→ **Extracted data**

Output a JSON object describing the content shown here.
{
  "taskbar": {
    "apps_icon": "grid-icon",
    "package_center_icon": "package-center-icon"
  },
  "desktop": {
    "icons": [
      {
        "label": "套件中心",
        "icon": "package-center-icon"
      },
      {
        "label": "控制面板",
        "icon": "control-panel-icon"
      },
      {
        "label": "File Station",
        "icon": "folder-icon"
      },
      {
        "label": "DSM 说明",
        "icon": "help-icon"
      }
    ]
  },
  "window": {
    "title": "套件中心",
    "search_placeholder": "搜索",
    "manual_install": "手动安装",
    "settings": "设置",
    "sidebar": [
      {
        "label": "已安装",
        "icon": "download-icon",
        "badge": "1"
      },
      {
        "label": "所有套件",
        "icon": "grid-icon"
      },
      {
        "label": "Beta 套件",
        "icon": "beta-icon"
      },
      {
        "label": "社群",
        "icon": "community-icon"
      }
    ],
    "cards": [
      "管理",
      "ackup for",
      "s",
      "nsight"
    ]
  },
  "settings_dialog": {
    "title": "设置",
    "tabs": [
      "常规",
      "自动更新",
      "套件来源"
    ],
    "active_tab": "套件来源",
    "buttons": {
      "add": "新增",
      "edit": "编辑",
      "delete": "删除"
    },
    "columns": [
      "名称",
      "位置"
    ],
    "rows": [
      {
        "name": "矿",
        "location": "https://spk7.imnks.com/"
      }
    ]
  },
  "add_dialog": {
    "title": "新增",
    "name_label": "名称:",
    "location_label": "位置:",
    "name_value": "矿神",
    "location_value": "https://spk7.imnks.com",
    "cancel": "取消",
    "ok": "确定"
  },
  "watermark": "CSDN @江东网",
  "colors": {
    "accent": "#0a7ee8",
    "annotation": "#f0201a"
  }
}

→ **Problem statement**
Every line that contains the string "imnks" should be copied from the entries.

→ **Answer section**
        "location": "https://spk7.imnks.com/"
    "location_value": "https://spk7.imnks.com",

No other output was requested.